        Also, what proved the misassignment was not an X-ray crystal structure, but 2D NMR experiments. So why are we talking about crystallization?

        1. Hap says:

          If it’s just a straight misassignment, why is UT pulling the degree? That doesn’t seem like an appropriate penalty to me.

          1. Crumpy says:

            That is still unclear, but at least we now know why the paper was retracted. Although, oddly the retraction notice states that the RCM was not reproducible, suggesting at one point it did work. This is instead of just saying it was an incorrect structural assignment. Who knows?

        2. Hap says:

          1) I assume Nichols wouldn’t go out of his way to frag his coworker, but the thesis doesn’t seem to imply anything funny, but simply that the product was misassigned. If there had been shenanigans, wouldn’t the language have been different?

          2) If the spectra for the byproduct had matched that of the desired product, I assume that they would have found its structure differently (after the next synthetic step, maybe, when they didn’t get what they thought, instead of stopping immediately and saying “We don’t have the right stuff.”). Given that, if Orr had manipulated its spectrum, you’d expect that the manipulated spectrum would have differed from that of the byproduct. The spectrum in her thesis, though, matched the byproduct. It doesn’t make sense that someone would have manipulated the spectrum to match the wrong product (and one for which there was not much precedent).

          Am I missing something?

          1. Phil says:

            Presumably, the vinyl group was hydrogenated and the ester was indeed saponified to the carboxylic acid. So, the NMRs are probably somewhat internally consistent (albeit messy as bad wolf points out). So those spectra are probably not falsified either, just misassigned based on the assumption that the RCM closed the ring rather than give the pyrrole (still not sure I understand how that works!).

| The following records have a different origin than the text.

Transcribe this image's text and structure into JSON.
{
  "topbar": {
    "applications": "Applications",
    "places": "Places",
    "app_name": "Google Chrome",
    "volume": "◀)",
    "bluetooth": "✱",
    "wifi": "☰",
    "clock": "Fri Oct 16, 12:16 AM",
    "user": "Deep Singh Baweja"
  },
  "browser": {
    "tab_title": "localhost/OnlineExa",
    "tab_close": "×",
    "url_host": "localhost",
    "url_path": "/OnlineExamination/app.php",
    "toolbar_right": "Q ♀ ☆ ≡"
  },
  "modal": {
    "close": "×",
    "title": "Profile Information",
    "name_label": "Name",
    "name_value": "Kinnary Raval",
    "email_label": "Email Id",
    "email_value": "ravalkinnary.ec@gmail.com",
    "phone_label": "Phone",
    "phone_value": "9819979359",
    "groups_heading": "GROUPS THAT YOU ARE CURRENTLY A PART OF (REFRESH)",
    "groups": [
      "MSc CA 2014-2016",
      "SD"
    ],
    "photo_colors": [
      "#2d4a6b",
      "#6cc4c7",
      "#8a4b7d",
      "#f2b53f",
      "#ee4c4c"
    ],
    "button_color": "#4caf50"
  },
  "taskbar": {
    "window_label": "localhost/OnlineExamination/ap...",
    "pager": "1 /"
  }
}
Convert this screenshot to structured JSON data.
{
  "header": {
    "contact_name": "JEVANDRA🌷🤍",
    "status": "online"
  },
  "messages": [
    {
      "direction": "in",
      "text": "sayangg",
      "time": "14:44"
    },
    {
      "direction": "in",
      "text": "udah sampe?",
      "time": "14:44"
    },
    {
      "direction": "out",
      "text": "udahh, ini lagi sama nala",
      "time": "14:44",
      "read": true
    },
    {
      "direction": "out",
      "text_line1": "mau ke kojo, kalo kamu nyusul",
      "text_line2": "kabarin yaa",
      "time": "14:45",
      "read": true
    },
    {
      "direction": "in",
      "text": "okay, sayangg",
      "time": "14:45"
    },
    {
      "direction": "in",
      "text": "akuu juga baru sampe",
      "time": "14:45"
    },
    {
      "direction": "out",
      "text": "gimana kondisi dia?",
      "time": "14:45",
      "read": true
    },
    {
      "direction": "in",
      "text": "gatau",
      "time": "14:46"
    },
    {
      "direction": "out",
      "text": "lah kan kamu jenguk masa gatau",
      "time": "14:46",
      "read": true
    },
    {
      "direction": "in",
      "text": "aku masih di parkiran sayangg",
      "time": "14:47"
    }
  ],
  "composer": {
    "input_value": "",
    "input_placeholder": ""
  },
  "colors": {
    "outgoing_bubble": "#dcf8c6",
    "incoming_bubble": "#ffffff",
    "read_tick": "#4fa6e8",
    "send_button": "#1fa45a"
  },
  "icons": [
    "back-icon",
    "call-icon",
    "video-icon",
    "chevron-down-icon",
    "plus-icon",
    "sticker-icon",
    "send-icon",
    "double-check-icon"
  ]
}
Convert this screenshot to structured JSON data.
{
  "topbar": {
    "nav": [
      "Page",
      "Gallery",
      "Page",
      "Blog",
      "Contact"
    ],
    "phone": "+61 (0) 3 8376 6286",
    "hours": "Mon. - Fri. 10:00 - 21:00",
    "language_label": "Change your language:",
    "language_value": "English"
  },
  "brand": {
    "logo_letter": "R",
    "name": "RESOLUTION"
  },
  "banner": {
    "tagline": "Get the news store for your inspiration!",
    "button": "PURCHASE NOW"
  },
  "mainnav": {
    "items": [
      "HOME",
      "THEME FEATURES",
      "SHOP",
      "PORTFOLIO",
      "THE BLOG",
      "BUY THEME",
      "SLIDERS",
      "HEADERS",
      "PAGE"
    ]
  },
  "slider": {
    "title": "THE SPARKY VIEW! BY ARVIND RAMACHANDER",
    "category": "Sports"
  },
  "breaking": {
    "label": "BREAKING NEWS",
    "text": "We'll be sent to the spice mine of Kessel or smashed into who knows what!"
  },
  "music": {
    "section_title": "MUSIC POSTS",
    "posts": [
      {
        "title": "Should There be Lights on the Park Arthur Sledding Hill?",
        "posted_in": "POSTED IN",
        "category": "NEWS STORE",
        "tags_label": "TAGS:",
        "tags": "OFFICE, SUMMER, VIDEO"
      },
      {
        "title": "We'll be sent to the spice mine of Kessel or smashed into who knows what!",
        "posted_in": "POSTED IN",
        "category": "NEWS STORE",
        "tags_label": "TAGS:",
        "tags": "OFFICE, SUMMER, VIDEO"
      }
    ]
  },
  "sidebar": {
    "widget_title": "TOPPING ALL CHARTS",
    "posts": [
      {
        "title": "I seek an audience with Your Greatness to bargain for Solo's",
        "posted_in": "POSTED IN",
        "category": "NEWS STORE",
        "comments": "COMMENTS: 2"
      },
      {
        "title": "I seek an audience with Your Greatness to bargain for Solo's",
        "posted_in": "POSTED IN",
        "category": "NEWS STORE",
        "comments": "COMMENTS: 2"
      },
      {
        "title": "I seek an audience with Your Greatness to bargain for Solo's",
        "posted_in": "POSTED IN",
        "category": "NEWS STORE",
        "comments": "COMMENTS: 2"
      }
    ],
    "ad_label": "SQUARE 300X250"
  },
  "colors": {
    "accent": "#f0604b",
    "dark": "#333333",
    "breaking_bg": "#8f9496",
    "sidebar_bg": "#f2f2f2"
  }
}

  17. Marya Lieberman says:

    I served on a thesis committee where the student had attempted a multip step synthesis, which had gone awry in an early step where the intended product was a di-alcohol. Instead, an internal cyclization occurred. The product of the reaction was misidentified as the desired disubstituted product, taken through the whole synthetic scheme, and every inconsistency in the IR and NMR spectra was ignored or shoehorned into evidence for the hoped-for structures. There was no deliberate falsification involved, and no question of yanking the thesis. But it was a good demonstration of the human capacity for self-deception.

Comments are closed.